We have been getting a new kind of scammer-esque call every couple weeks here at the office (I work at an enterprise web application development company).

Basically, the flow of events is this:

  1. Caller has spoofed their caller-ID to have an identical name as our company.
  2. Seemingly friendly lady claims to be "Debbie from Accounting" or something similar.
  3. This "Debbie" says she is trying to print something and just needs me to read off the printer serial number so she can connect.

This is obviously completely bogus for a bunch of reasons (one being we have like 8 employees here, none are named Debbie and we don't even have an Accounting department).

The name was different both times (this has happened twice now).

Anyway, my question is what exactly is this scammer trying to accomplish? Do they install malware remotely to printers?

Thanks!

  • 6
    I would say that the printer serial number is not the goal, but rather to get you to start to do something for them. Then, they will escalate what they are asking in order to get you "deeper on the hook". – schroeder Aug 25 '15 at 19:07
  • 2
    Maybe they have access to a database where they can use printer serial numbers to look up detailed information so they can come back later with a more targeted phishing attack? – Mike Ounsworth Aug 25 '15 at 19:09
  • 9
    It shows up in snopes. It's an old scam to order a bunch of stuff and ship it to you. Then they wait for you to open the packages, and send you a huge bill. snopes.com/crime/fraud/supplies.asp – Rob Aug 25 '15 at 19:10
  • 2
    Next time, blabber some random serial number and watch what happens next – balki Aug 25 '15 at 19:30
  • 1
    @Rob this could be an answer. Write one to allow for op to mark it as the answer. – Alex Aug 25 '15 at 20:07
11

As written in @Rob's comment, the scammer is trying to get the S/N of your printers (information gathering, the first step in a social engineering attack) so later on will place the real scam:

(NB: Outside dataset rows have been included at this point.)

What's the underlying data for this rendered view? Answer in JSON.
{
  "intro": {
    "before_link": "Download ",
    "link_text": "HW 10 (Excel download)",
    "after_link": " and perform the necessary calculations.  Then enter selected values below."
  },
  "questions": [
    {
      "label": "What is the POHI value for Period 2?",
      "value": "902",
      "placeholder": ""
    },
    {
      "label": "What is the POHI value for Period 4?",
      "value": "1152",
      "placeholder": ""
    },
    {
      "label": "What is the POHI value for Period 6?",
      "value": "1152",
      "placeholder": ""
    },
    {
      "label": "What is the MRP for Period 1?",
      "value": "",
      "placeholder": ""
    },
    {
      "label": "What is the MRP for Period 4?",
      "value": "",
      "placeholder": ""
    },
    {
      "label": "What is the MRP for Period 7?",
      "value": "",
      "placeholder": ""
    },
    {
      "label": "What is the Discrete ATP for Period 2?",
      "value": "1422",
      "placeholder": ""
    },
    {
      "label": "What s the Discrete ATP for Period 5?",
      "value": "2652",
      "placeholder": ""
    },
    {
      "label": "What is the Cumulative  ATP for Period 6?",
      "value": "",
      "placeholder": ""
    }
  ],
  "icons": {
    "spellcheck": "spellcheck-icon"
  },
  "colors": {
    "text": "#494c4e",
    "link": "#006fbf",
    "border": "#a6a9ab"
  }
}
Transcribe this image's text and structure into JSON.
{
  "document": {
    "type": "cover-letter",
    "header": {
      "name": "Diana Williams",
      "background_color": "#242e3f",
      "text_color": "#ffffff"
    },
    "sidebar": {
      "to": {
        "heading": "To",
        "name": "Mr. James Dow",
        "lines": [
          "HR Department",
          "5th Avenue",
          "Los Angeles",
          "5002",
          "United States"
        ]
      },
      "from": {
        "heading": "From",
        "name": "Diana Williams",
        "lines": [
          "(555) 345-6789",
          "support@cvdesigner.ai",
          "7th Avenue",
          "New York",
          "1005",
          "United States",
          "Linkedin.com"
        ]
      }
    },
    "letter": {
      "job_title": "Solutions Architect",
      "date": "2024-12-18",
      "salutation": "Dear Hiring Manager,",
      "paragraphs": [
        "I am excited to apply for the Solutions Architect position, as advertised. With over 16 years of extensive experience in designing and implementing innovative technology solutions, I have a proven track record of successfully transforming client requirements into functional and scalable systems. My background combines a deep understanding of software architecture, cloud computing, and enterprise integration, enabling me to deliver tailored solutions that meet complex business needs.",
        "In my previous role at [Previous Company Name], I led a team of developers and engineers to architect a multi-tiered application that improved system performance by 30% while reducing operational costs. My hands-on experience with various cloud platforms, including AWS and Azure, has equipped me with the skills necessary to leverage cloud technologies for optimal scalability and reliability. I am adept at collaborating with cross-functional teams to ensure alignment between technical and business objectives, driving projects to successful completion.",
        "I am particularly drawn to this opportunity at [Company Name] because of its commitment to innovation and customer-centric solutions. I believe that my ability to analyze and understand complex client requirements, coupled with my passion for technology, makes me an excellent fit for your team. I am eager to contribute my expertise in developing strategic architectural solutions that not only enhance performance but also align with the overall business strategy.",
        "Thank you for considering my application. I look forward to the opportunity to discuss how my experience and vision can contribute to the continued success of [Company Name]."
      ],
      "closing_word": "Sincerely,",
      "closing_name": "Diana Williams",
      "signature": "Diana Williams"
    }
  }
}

  • either call and pretend he's your legitimate printer supplier (after all, he knows the S/N of your printers) and persuade you to order cheap paper and toner supplies for an exorbitant price;
  • or just send the supplies to your office. The invoice will show the S/N so it will look like a legitimate placed order.

It is worth noting that if you need to print on a specific printer you'd need to know either its network name or its IP address; knowing its S/N won't tell you anything, so "Debbie"'s request is bogus.

  • Not necessarily bogus. If the maintenance of the printer is outsourced and the maintainers systems are compromised, the S/N can be used as an entry point into the company. – Test May 5 '17 at 19:13

Your Answer

By clicking “Post Your Answer”, you agree to our terms of service, privacy policy and cookie policy

Not the answer you're looking for? Browse other questions tagged or ask your own question.